To the Editor,
Last spring, our healthcare facilities across the region prepared for the potential surge of COVID-19 cases. As we now watch cases rise, and hospital beds and intensive care units reach capacity, it’s clear that surge is here.
Throughout the summer, our region remained close to a five percent positivity rate, which means one in every 20 patients tested came back positive. A rate of over five percent is considered wide-spread community transmission and poor control of the virus. Today, we see 33 percent or one out of every three tests coming back positive. That rate is alarming!
The rise in the number of cases has a significant impact on hospitals. It overloads our resources like availability of beds, supplies, medications, and staff.
Staffing and bed shortages also affect patient care. When one of our patients need critical care that exceeds what we can provide locally, they are transferred to larger hospitals for higher-level care. However, those regional hospitals are nearing capacity, which limits access to those urgent medical needs.

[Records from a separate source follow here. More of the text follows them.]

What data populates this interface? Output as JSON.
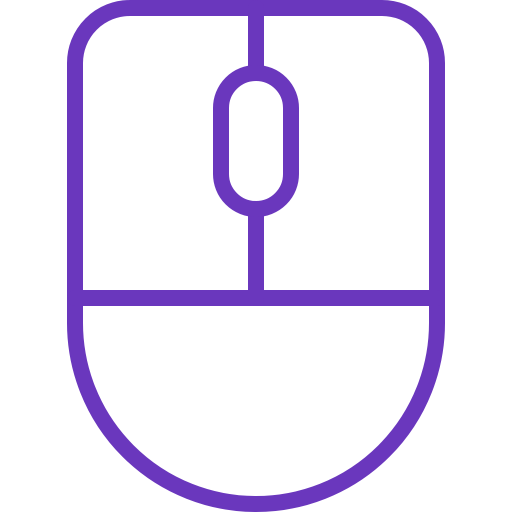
{
  "icon": {
    "name": "computer-mouse-icon",
    "stroke_color": "#6a37bd",
    "background_color": "#ffffff"
  }
}
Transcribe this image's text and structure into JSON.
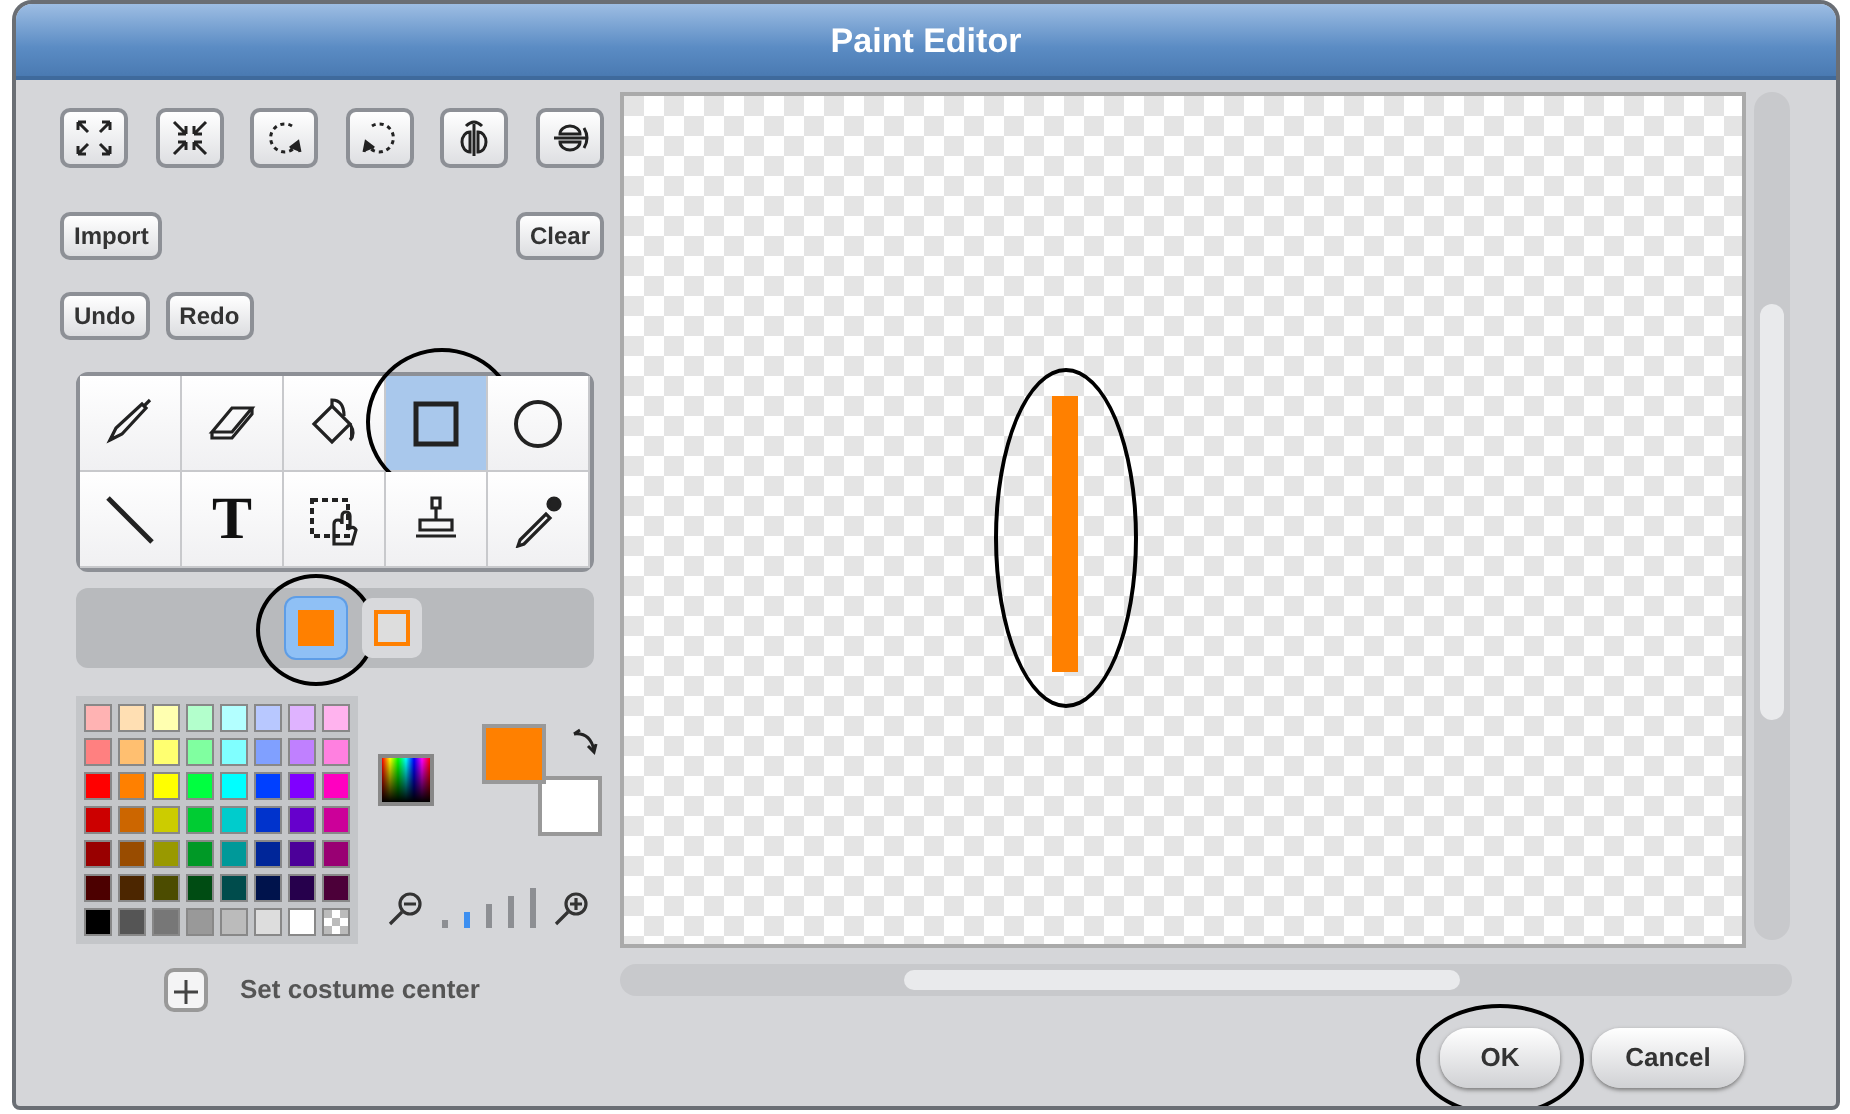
{
  "window": {
    "title": "Paint Editor"
  },
  "transform_buttons": [
    {
      "kind": "grow"
    },
    {
      "kind": "shrink"
    },
    {
      "kind": "rotate-left"
    },
    {
      "kind": "rotate-right"
    },
    {
      "kind": "flip-horizontal"
    },
    {
      "kind": "flip-vertical"
    }
  ],
  "edit_buttons": [
    {
      "label": "Import"
    },
    {
      "label": "Clear"
    }
  ],
  "history_buttons": [
    {
      "label": "Undo"
    },
    {
      "label": "Redo"
    }
  ],
  "tools": [
    {
      "kind": "brush",
      "selected": false,
      "circled": false
    },
    {
      "kind": "eraser",
      "selected": false,
      "circled": false
    },
    {
      "kind": "fill",
      "selected": false,
      "circled": false
    },
    {
      "kind": "rectangle",
      "selected": true,
      "circled": true
    },
    {
      "kind": "ellipse",
      "selected": false,
      "circled": false
    },
    {
      "kind": "line",
      "selected": false,
      "circled": false
    },
    {
      "kind": "text",
      "label": "T",
      "selected": false,
      "circled": false
    },
    {
      "kind": "select",
      "selected": false,
      "circled": false
    },
    {
      "kind": "stamp",
      "selected": false,
      "circled": false
    },
    {
      "kind": "eyedropper",
      "selected": false,
      "circled": false
    }
  ],
  "fill_modes": [
    {
      "kind": "filled",
      "selected": true,
      "circled": true
    },
    {
      "kind": "outline",
      "selected": false,
      "circled": false
    }
  ],
  "palette": [
    [
      {
        "color": "#ffb3b3"
      },
      {
        "color": "#ffdfb3"
      },
      {
        "color": "#ffffb0"
      },
      {
        "color": "#b3ffcc"
      },
      {
        "color": "#b3ffff"
      },
      {
        "color": "#b8c8ff"
      },
      {
        "color": "#dfb3ff"
      },
      {
        "color": "#ffb3ee"
      }
    ],
    [
      {
        "color": "#ff8080"
      },
      {
        "color": "#ffbf70"
      },
      {
        "color": "#ffff70"
      },
      {
        "color": "#80ffa0"
      },
      {
        "color": "#80ffff"
      },
      {
        "color": "#80a0ff"
      },
      {
        "color": "#c080ff"
      },
      {
        "color": "#ff80e0"
      }
    ],
    [
      {
        "color": "#ff0000"
      },
      {
        "color": "#ff8000"
      },
      {
        "color": "#ffff00"
      },
      {
        "color": "#00ff40"
      },
      {
        "color": "#00ffff"
      },
      {
        "color": "#0040ff"
      },
      {
        "color": "#8000ff"
      },
      {
        "color": "#ff00c0"
      }
    ],
    [
      {
        "color": "#cc0000"
      },
      {
        "color": "#cc6600"
      },
      {
        "color": "#cccc00"
      },
      {
        "color": "#00cc33"
      },
      {
        "color": "#00cccc"
      },
      {
        "color": "#0033cc"
      },
      {
        "color": "#6600cc"
      },
      {
        "color": "#cc0099"
      }
    ],
    [
      {
        "color": "#990000"
      },
      {
        "color": "#994c00"
      },
      {
        "color": "#999900"
      },
      {
        "color": "#009926"
      },
      {
        "color": "#009999"
      },
      {
        "color": "#002699"
      },
      {
        "color": "#4c0099"
      },
      {
        "color": "#990073"
      }
    ],
    [
      {
        "color": "#4c0000"
      },
      {
        "color": "#4c2600"
      },
      {
        "color": "#4c4c00"
      },
      {
        "color": "#004c13"
      },
      {
        "color": "#004c4c"
      },
      {
        "color": "#00134c"
      },
      {
        "color": "#26004c"
      },
      {
        "color": "#4c0039"
      }
    ],
    [
      {
        "color": "#000000"
      },
      {
        "color": "#555555"
      },
      {
        "color": "#777777"
      },
      {
        "color": "#999999"
      },
      {
        "color": "#bbbbbb"
      },
      {
        "color": "#dddddd"
      },
      {
        "color": "#ffffff"
      },
      {
        "kind": "transparent"
      }
    ]
  ],
  "current_colors": [
    {
      "kind": "foreground",
      "color": "#ff8000"
    },
    {
      "kind": "background",
      "color": "#ffffff"
    }
  ],
  "zoom_levels": [
    {
      "selected": false
    },
    {
      "selected": true
    },
    {
      "selected": false
    },
    {
      "selected": false
    },
    {
      "selected": false
    }
  ],
  "costume_center": {
    "label": "Set costume center"
  },
  "canvas": {
    "shapes": [
      {
        "kind": "rectangle",
        "color": "#ff8000",
        "circled": true
      }
    ]
  },
  "dialog_buttons": [
    {
      "label": "OK",
      "circled": true
    },
    {
      "label": "Cancel",
      "circled": false
    }
  ]
}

This virus is especially harmful to our elder and vulnerable populations. We all want them to be safe and able to seek the care they need should the need arise.
We need all our communities to come together to slow the spread of COVID-19. In addition to protecting our most vulnerable, we can help area businesses and schools stay open. That is why we advise using the tools we have to limit the spread of the virus. These include washing or sanitizing hands frequently, avoiding gatherings, maintaining social distancing, staying home when you’re sick, and wearing a mask. With flu season here, we also recommend getting a flu shot.
With the holidays approaching, we know it may be tempting to congregate with family and celebrate. However, these gatherings can be a significant source of spread and risk the lives of family members and friends.
Until a safe and effective vaccine is approved and available in our area, we have limited tools to stop the spread of COVID-19. We know everyone is exhausted, but it is imperative that we join together to slow the currently rampant rate of spread of this virus. We must decrease the positivity rate to keep our health care workers healthy, hospital beds and healthcare resources available, kids in school and local businesses open. The time to act is now, and we need everyone’s help.
Chuck Hofius, CEO,
Danielle Lesmeister, CEO,
Prairie Ridge Healthcare
Kent Mattson, CEO, Lake
Joel Beiswenger, CEO & President, Tri-County Health Care
Anne Stehn, Administrator, Horizon Public Health
Cindy Pederson, Director,
Wadena Public Health
Jody Lien, Public Health Director, Otter Tail County